Hasbro shares plunged nearly 17 percent Tuesday after the toy giant said retailers had canceled or changed orders in response to new and looming tariffs tied to the Trump administration’s trade war with China. The disclosure comes during a crucial period for the maker of Nerf and My Little Pony, which last year made one-third of its sales between October and December. It also comes after President Trump delayed tariffs on $156 billion worth of Chinese imports, including toys — originally scheduled for September — to Dec. 15, saying he didn’t want to affect consumers during the holiday shopping season.
But executives at Hasbro say the uncertainty of new import duties — and changes in when they will be implemented — has already had an impact. U.S. revenue fell 2 percent in the most recent quarter, while profits dropped by nearly 20 percent.
Technology & Internet
While Amazon.com Inc.’s sales rose 24% in the third quarter, the retail giant’s transformation of its Prime loyalty program into a one-day free shipping offer put a dent in its bottom line as its net income fell 26%. The push to speed up its delivery not only led Amazon to miss analysts’ estimates, but also caused Amazon’s first quarterly profit decline in more than two years. Jeff Bezos, Amazon founder and CEO, acknowledged the expense in a statement that accompanied the retailer’s earnings release, noting that “it’s a big investment, and it’s the right long-term decision for customers.” He added that “customers love the transition of Prime from two days to one day.”
Consumer electronics retail chain Best Buy Co. Inc. on Tuesday announced that it will now offer free next-day delivery for thousands of products purchased online with a $35 minimum purchase during the holiday season. This is the first time Best Buy has offered free next-day delivery ever. A Best Buy spokesman declined to say what percent of its online products will have this service available and how this will impact the profitability of orders. The retailer will use both its stores and warehouses to fulfill these orders. Best Buy is joining a growing number of large retail chains that are speeding up their delivery times.
Finance & Economy

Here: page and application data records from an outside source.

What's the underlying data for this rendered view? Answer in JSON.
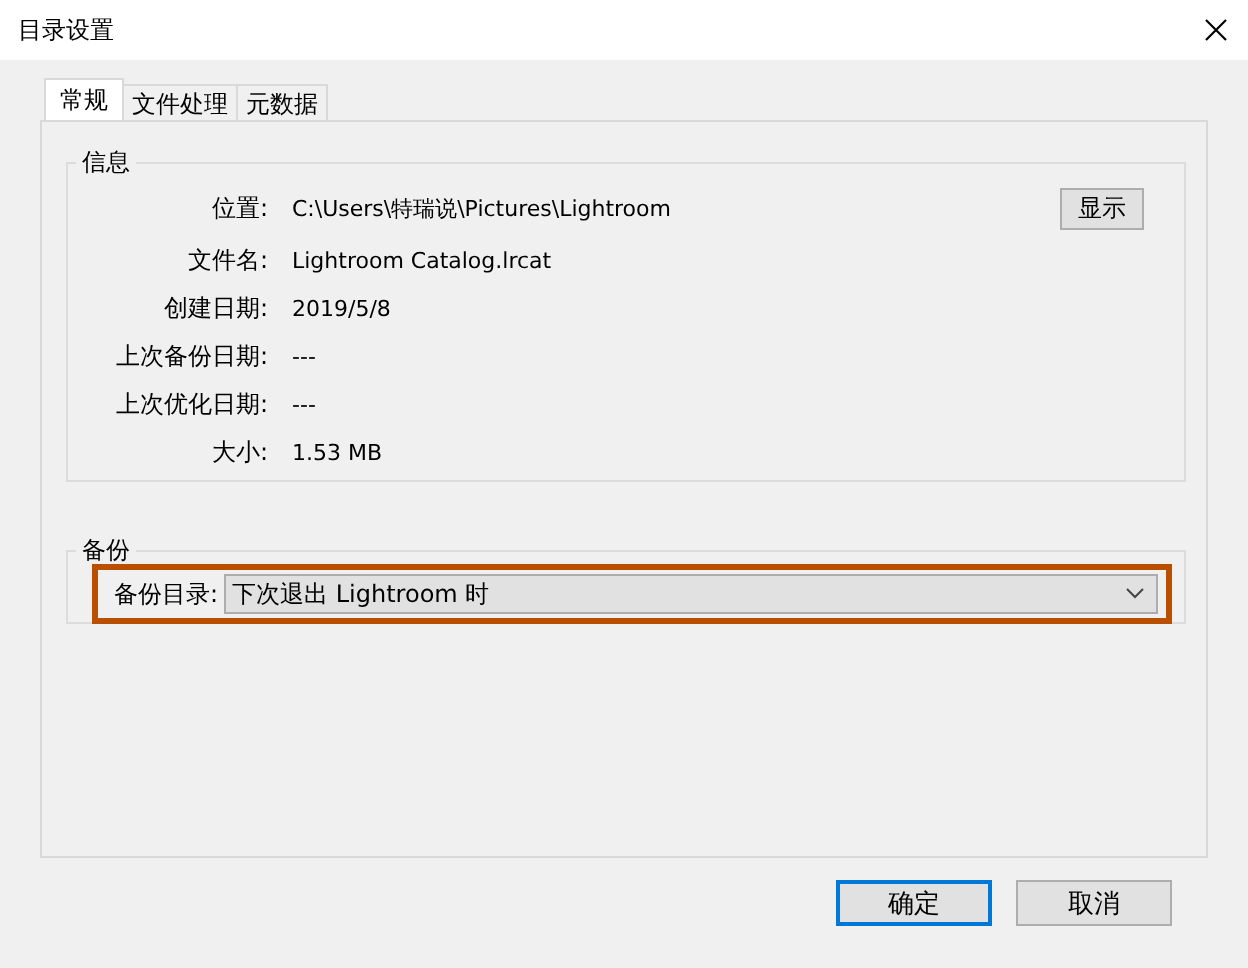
{
  "window": {
    "title": "目录设置"
  },
  "tabs": [
    {
      "label": "常规",
      "selected": true
    },
    {
      "label": "文件处理",
      "selected": false
    },
    {
      "label": "元数据",
      "selected": false
    }
  ],
  "info": {
    "title": "信息",
    "rows": [
      {
        "label": "位置:",
        "value": "C:\\Users\\特瑞说\\Pictures\\Lightroom"
      },
      {
        "label": "文件名:",
        "value": "Lightroom Catalog.lrcat"
      },
      {
        "label": "创建日期:",
        "value": "2019/5/8"
      },
      {
        "label": "上次备份日期:",
        "value": "---"
      },
      {
        "label": "上次优化日期:",
        "value": "---"
      },
      {
        "label": "大小:",
        "value": "1.53 MB"
      }
    ],
    "show_button": "显示"
  },
  "backup": {
    "title": "备份",
    "label": "备份目录:",
    "value": "下次退出 Lightroom 时"
  },
  "buttons": [
    {
      "label": "确定",
      "default": true
    },
    {
      "label": "取消",
      "default": false
    }
  ]
}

The number of millionaires in the world grew to nearly 47 million over the past year, and they now own close to half of the world’s wealth. Despite the trade wars, slowing global growth and the volatile stock markets, the total number of millionaires in the world increased by 1.1 million from the middle of 2018 to the middle of 2019, according to the Global Wealth Report from Credit Suisse. The world’s 46.8 million millionaires are now worth a combined $158.3 trillion – or 44% of the world’s total wealth.

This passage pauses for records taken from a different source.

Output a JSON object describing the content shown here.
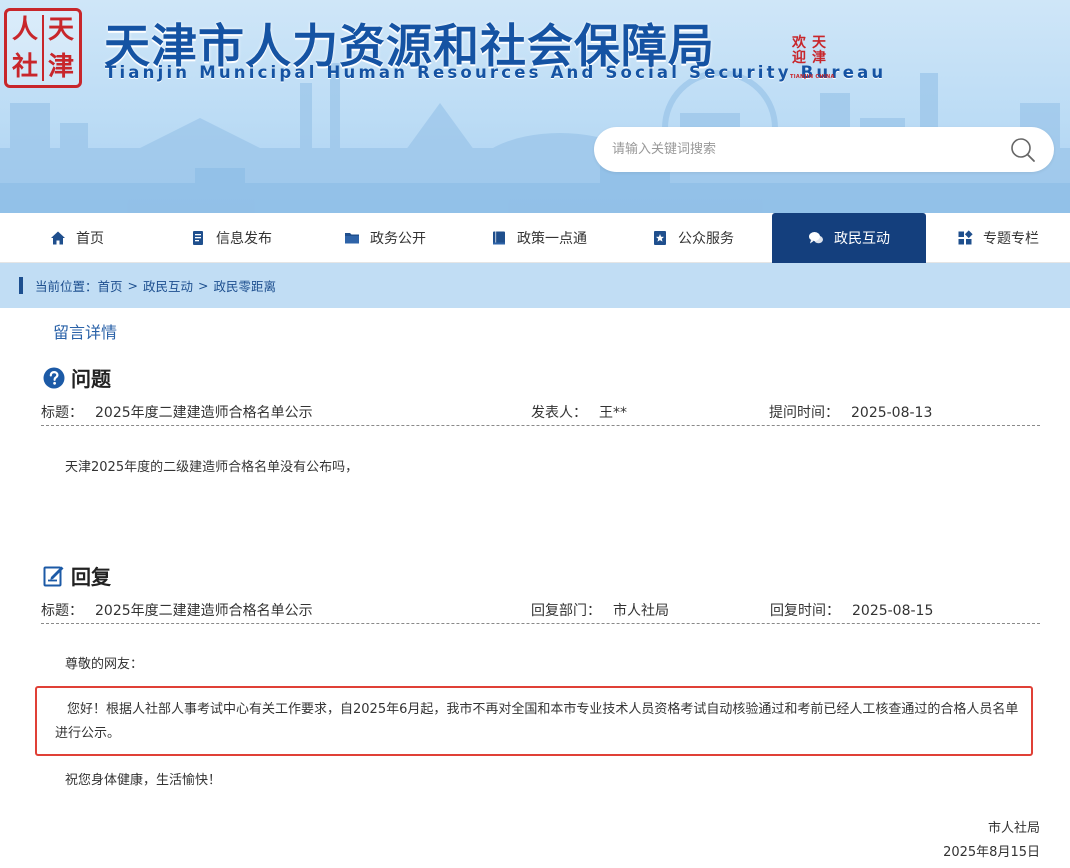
{
  "header": {
    "seal_left_chars": [
      "人",
      "天",
      "社",
      "津"
    ],
    "title": "天津市人力资源和社会保障局",
    "subtitle": "Tianjin Municipal Human Resources And Social Security Bureau",
    "seal_right_chars": [
      "天",
      "津",
      "欢",
      "迎"
    ],
    "seal_right_tiny": "TIANJIN CHINA",
    "search": {
      "placeholder": "请输入关键词搜索"
    }
  },
  "nav": {
    "items": [
      {
        "label": "首页",
        "icon": "home-icon"
      },
      {
        "label": "信息发布",
        "icon": "document-icon"
      },
      {
        "label": "政务公开",
        "icon": "folder-icon"
      },
      {
        "label": "政策一点通",
        "icon": "book-icon"
      },
      {
        "label": "公众服务",
        "icon": "star-badge-icon"
      },
      {
        "label": "政民互动",
        "icon": "chat-icon",
        "active": true
      },
      {
        "label": "专题专栏",
        "icon": "grid-icon"
      }
    ]
  },
  "breadcrumb": {
    "prefix": "当前位置：",
    "items": [
      "首页",
      "政民互动",
      "政民零距离"
    ],
    "separator": ">"
  },
  "detail": {
    "tab_label": "留言详情",
    "question": {
      "heading": "问题",
      "title_key": "标题：",
      "title_value": "2025年度二建建造师合格名单公示",
      "author_key": "发表人：",
      "author_value": "王**",
      "time_key": "提问时间：",
      "time_value": "2025-08-13",
      "body": "天津2025年度的二级建造师合格名单没有公布吗，"
    },
    "reply": {
      "heading": "回复",
      "title_key": "标题：",
      "title_value": "2025年度二建建造师合格名单公示",
      "dept_key": "回复部门：",
      "dept_value": "市人社局",
      "time_key": "回复时间：",
      "time_value": "2025-08-15",
      "greeting": "尊敬的网友：",
      "body": "您好！根据人社部人事考试中心有关工作要求，自2025年6月起，我市不再对全国和本市专业技术人员资格考试自动核验通过和考前已经人工核查通过的合格人员名单进行公示。",
      "closing": "祝您身体健康，生活愉快！",
      "signature": "市人社局",
      "date": "2025年8月15日"
    }
  },
  "colors": {
    "brand_blue": "#1553a3",
    "nav_active": "#143f7d",
    "crumb_bg": "#c1ddf4",
    "highlight_red": "#e04036"
  }
}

This year, consumers will have six fewer days for holiday shopping between Thanksgiving and Christmas. And only one in three are aware of the impending calendar crunch, according to July 2019 data from RetailMeNot. There’s no doubt that the shortened holiday calendar is going to sneak up on many consumers and impact their holiday shopping. The largest share (34%) of US internet users surveyed by RetailMeNot said they would begin searching for holiday deals earlier because of the tight timeframe. And nearly as many (28%) said they would make their first holiday purchase sooner.

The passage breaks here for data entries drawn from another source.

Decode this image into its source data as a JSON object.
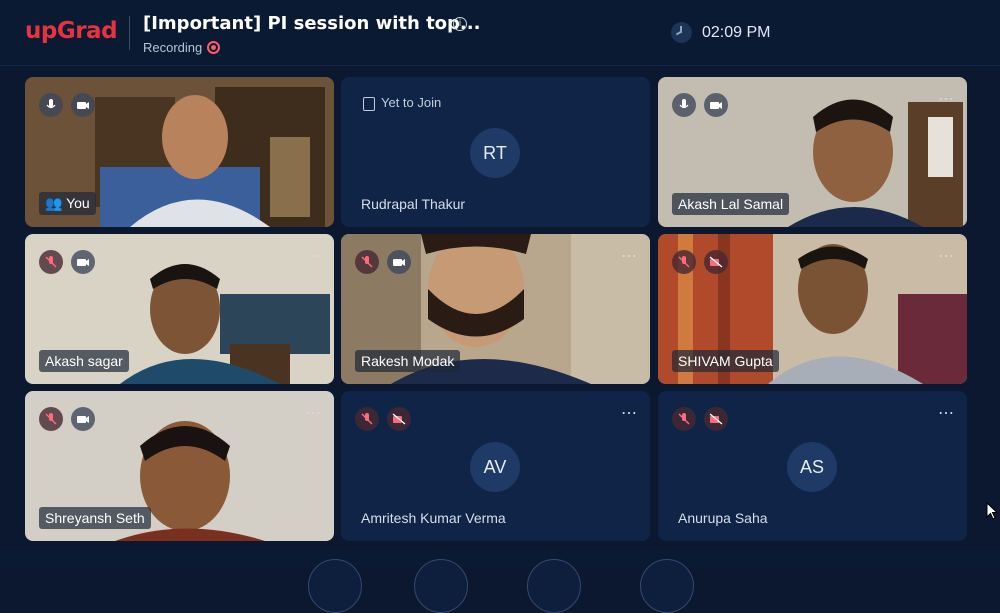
{
  "header": {
    "logo": "upGrad",
    "title": "[Important] PI session with top...",
    "recording_label": "Recording",
    "time": "02:09 PM",
    "info_icon": "info-icon",
    "clock_icon": "clock-icon"
  },
  "participants": [
    {
      "name": "You",
      "type": "video",
      "mic": "on",
      "cam": "on",
      "self": true,
      "bg": "#7a6244"
    },
    {
      "name": "Rudrapal Thakur",
      "type": "avatar",
      "initials": "RT",
      "status": "Yet to Join"
    },
    {
      "name": "Akash Lal Samal",
      "type": "video",
      "mic": "on",
      "cam": "on",
      "bg": "#c9c3b8"
    },
    {
      "name": "Akash sagar",
      "type": "video",
      "mic": "off",
      "cam": "on",
      "bg": "#d9d5c8"
    },
    {
      "name": "Rakesh Modak",
      "type": "video",
      "mic": "off",
      "cam": "on",
      "bg": "#b9a78e"
    },
    {
      "name": "SHIVAM Gupta",
      "type": "video",
      "mic": "off",
      "cam": "off",
      "bg": "#c9bba7"
    },
    {
      "name": "Shreyansh Seth",
      "type": "video",
      "mic": "off",
      "cam": "on",
      "bg": "#d6d1c8"
    },
    {
      "name": "Amritesh Kumar Verma",
      "type": "avatar",
      "initials": "AV",
      "mic": "off",
      "cam": "off"
    },
    {
      "name": "Anurupa Saha",
      "type": "avatar",
      "initials": "AS",
      "mic": "off",
      "cam": "off"
    }
  ],
  "colors": {
    "background": "#0b1830",
    "tile_dark": "#0f2446",
    "brand_red": "#e8323f",
    "recording_red": "#ff5a68"
  }
}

The U.S. Treasury said that the federal deficit for fiscal 2019 was $984 billion, a 26% increase from 2018 but still short of the $1 trillion mark previously forecast by the administration. The gap between revenues and spending was the widest it’s been in seven years as expenditures on defense, Medicare and interest payments on the national debt ballooned the shortfall.